British art curator Harry Deane decides to seek revenge on his abusive boss Lord Shabandar by conning him into buying a fake Monet (“Haystacks at Dusk”), but his plan requires the help of an unpredictable and eccentric Texas rodeo queen, PJ Puznowski.
A remake of Gambit has been mooted for several years. Producer Mike Lobell saw the original film at its London premiere in 1966. Several years later in 1997, Lobell, who was then working at Universal, was looking for a film to remake; he suggested Gambit and Universal approved it. He initially sent the original script to Aaron Sorkin to rewrite; however, despite being keen to work on the project, the success of Sports Night and more especially The West Wing meant that he couldn’t commit. After Sorkin pulled out, Lobell met English producer Andy Paterson, director Anand Tucker and writer Frank Cottrell Boyce. Boyce produced a script moving the story to Japan; despite this Lobell didn’t think it was funny enough and decided to move on. Hearing that Joel and Ethan Coen were looking for some rewrite work between films, Lobell gave them the script and they produced a “radical overhaul”, moving the story to the United States. Despite having the Coen brothers on board the project remained in development hell. Initially, Alexander Payne was keen to work on it, reuniting with Election star Reese Witherspoon, but was reluctant to work on a script he didn’t write.
Witherspoon was keen to remain on the project but only if Lobell could get Mike Nichols or Robert Altman to direct. After the success of Gosford Park, Altman was keen to make another film in England, especially as Witherspoon was attached. However, prior to signing on, Altman backed out, feeling that the material was not suitable for him. Nichols wasn’t interested and the project stalled.
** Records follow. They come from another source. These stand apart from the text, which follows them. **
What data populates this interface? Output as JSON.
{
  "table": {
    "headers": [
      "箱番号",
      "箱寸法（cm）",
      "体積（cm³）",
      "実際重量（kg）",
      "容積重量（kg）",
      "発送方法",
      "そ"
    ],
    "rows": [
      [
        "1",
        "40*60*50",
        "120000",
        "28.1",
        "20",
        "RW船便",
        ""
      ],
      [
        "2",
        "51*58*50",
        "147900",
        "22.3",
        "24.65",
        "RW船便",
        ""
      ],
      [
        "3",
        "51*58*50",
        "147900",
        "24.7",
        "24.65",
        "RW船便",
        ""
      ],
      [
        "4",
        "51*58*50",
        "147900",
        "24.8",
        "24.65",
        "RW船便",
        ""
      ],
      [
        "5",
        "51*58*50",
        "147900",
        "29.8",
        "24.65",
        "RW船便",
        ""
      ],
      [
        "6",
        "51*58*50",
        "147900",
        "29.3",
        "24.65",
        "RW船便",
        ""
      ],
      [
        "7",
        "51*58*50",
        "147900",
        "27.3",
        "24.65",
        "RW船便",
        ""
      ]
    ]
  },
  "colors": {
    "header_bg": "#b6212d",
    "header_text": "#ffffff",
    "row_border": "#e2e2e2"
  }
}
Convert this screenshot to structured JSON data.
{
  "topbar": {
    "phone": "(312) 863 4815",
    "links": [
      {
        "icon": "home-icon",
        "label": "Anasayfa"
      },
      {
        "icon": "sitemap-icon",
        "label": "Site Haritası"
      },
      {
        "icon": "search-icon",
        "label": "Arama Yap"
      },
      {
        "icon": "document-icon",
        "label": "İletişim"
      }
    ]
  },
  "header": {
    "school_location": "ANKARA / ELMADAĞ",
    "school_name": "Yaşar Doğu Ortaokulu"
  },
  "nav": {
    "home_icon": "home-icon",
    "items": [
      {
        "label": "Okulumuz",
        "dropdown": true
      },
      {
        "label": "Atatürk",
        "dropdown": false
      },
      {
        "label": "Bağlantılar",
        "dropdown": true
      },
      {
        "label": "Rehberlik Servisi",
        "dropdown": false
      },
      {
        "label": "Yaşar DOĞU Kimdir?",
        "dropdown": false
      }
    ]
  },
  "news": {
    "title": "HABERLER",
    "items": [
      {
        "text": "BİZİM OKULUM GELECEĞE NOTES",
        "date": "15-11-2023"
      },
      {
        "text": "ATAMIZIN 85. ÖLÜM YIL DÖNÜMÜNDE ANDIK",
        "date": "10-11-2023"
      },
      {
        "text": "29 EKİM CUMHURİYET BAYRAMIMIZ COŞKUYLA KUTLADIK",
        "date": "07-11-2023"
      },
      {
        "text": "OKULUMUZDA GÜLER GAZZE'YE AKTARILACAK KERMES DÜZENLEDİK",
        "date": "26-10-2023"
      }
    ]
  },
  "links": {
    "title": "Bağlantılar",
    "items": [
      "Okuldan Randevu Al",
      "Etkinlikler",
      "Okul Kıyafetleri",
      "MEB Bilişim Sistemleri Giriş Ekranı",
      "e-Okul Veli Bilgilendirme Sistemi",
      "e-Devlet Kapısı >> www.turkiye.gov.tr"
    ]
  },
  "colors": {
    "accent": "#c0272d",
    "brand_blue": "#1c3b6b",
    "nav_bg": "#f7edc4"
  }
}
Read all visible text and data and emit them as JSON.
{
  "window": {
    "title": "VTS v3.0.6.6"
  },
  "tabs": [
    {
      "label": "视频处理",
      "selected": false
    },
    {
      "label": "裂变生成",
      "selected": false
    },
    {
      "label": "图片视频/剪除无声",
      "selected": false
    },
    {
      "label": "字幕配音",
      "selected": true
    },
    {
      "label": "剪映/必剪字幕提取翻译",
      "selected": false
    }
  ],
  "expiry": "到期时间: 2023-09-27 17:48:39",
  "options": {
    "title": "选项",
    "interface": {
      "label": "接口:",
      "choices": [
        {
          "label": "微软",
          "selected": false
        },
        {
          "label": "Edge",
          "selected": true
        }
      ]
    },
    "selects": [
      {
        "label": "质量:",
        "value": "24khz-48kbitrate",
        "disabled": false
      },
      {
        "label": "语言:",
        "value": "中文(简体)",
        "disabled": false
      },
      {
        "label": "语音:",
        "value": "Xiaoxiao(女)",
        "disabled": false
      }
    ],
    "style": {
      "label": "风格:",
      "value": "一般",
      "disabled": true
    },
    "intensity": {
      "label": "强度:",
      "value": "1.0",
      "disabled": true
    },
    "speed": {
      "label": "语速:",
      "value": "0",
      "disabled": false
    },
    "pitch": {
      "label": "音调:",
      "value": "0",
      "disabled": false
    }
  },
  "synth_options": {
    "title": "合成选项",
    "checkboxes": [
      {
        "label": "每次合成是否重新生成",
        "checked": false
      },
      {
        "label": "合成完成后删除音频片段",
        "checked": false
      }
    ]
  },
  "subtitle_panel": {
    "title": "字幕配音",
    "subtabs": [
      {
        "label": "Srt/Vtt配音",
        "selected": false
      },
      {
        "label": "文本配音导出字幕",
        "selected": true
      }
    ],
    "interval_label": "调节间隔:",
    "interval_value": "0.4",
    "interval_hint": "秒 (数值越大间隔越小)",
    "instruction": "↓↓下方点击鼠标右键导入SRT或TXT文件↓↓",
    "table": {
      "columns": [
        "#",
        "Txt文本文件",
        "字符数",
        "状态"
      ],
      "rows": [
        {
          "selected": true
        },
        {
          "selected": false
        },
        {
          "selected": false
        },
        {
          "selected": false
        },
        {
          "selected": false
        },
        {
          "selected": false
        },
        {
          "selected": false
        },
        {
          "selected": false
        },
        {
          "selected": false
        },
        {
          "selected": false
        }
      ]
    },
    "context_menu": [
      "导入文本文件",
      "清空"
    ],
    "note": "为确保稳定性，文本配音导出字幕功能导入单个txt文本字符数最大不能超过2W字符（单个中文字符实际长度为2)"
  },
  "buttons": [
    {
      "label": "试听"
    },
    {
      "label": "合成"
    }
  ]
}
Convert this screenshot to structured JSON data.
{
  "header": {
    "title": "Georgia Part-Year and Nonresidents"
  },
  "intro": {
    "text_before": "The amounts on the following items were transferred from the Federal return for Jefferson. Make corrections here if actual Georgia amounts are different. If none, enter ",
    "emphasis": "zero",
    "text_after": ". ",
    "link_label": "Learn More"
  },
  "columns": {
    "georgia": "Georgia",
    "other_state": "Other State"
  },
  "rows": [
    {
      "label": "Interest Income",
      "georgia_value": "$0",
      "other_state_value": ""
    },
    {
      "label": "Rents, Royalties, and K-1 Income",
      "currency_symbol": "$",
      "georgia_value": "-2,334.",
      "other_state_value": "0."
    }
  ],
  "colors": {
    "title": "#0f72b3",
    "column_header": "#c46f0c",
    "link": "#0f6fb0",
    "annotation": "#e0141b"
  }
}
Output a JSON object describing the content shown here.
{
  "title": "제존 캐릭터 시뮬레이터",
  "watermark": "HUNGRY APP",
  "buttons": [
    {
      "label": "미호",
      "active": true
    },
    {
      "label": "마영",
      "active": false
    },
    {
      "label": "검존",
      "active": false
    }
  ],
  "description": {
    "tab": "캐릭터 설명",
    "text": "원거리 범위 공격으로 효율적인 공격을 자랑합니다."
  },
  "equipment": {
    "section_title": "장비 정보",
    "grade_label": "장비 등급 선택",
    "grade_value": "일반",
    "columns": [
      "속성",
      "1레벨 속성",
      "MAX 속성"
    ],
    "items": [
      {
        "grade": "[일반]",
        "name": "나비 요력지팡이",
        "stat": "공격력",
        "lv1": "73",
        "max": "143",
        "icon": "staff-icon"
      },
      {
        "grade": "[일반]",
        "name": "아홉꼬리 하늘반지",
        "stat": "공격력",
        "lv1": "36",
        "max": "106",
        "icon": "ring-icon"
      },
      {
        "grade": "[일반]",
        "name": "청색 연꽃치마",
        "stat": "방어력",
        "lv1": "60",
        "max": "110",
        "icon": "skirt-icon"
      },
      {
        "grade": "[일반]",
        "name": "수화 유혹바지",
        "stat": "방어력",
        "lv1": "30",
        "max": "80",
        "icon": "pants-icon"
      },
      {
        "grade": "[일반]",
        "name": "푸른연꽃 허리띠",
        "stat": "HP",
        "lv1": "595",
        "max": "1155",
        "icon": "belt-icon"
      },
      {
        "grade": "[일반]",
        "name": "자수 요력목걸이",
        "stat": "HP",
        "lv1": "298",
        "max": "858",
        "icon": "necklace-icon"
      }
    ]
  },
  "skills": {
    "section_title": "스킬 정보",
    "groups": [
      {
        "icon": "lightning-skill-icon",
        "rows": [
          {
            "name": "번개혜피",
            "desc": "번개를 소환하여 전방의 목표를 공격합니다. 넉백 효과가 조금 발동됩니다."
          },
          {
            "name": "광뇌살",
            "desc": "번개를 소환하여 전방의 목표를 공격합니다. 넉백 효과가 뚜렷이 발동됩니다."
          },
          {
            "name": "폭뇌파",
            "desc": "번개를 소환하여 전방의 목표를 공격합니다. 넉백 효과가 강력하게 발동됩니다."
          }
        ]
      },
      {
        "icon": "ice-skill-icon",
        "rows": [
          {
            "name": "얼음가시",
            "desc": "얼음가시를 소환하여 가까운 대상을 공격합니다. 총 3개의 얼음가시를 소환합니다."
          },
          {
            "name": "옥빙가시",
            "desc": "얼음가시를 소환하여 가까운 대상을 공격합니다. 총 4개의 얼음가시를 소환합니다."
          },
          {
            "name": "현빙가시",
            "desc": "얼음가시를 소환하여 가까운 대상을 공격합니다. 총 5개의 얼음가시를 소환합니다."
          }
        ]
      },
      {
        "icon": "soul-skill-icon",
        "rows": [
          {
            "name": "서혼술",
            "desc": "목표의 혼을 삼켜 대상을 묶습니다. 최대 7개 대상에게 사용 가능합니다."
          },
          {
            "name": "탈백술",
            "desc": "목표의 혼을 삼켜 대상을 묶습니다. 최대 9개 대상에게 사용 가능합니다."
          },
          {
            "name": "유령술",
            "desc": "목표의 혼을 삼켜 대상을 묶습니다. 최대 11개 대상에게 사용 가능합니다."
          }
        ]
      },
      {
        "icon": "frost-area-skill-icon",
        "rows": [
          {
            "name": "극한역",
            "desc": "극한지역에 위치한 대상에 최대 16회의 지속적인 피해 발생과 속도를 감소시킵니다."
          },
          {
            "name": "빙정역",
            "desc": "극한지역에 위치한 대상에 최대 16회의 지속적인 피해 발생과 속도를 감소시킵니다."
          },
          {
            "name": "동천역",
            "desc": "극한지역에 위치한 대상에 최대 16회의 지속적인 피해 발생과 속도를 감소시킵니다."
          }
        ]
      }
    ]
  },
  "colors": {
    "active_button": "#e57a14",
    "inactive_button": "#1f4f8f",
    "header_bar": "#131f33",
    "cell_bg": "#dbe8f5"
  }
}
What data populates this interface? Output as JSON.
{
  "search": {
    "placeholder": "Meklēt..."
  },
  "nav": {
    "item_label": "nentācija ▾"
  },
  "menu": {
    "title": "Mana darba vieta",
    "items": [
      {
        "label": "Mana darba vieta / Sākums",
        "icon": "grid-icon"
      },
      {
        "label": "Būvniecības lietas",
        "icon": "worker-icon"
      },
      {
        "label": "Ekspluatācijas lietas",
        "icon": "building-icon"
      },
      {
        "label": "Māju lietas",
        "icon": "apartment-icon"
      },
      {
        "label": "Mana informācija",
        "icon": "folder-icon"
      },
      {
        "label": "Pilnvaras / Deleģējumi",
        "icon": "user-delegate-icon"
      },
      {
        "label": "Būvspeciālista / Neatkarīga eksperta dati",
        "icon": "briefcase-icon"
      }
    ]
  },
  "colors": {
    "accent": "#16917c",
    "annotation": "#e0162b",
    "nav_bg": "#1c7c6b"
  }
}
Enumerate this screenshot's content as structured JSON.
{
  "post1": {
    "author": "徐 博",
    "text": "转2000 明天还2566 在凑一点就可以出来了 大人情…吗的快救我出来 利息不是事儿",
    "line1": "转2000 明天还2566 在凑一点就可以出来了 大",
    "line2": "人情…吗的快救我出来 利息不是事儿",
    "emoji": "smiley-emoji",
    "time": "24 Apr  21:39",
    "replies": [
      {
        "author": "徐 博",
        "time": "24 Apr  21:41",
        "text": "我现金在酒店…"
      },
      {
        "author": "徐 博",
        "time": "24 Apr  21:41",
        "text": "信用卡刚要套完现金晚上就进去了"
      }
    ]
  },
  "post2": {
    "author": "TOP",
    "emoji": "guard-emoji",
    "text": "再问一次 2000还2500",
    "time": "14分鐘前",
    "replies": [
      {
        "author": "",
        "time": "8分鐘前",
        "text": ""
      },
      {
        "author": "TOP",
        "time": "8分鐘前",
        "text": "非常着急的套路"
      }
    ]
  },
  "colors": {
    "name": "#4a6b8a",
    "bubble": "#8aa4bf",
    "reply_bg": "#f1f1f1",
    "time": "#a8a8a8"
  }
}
Bo Welch was then attached to the project with Colin Firth starring as Harry Deane, with Jennifer Aniston and Ben Kingsley attached. After the box office failure of Welch’s 2003 live action film of Dr Seuss’s The Cat in the Hat Universal got cold feet and the project was again put into turnaround. Outside of the studio system Lobell moved between different financiers in a bid to get the project moving. One group, Alcon Entertainment, had Gerard Butler lined up as Harry Deane, with Richard LaGravenese directing. LaGravenese wanted a script polish, which took a long time, removing a lot of the work the Coen Brothers had done. Again the project was stalled.
Speaking in September 2008, Colin Firth, when asked about whether he would take the role of Harry Deane, said, “No! It’s a complete lie. It’s been on IMDb and just sitting there.” He also said: “The Coen brothers have written an absolutely brilliant script.” Others reportedly discussed for the remake included Hugh Grant and Sandra Bullock.
The script was well known around Hollywood and in 2009 Lobell took a call from Roeg Sutherland at CAA. Sutherland knew of a fledgling production company, Crime Scene Pictures, with equity financing from Southeast Asia, who were looking for a marquee project for their new company and were keen to get Gambit made. In 2010, Doug Liman was reportedly considering directing the film. Although initially reluctant to take the project, Lobell persuaded Michael Hoffman to helm the film, and filming finally began in London in May 2011.
In February 2011, John Underwood of bestforfilm.com reported that Colin Firth and Cameron Diaz were set to star as art curator Harry Deane and steer roper PJ Puznowski, who conspire to sell a fake work of art to a collector. On May 15, 2011, The Hollywood Reporter reported that Stanley Tucci and Cloris Leachman had joined a cast that also included Alan Rickman and Tom Courtenay. The music is by Rolfe Kent, whose previous films include Up in the Air, Legally Blonde and Sideways.
The film received overwhelmlingly negative reviews. The review aggregator Rotten Tomatoes gave it a rating of only 14%, with only 4 positive reviews out of 29. Typical of the reviews, Peter Bradshaw writing in a one-star review for The Guardian said “The plotting is a damp squib, with laugh-free scenes and setpieces that don’t go anywhere.”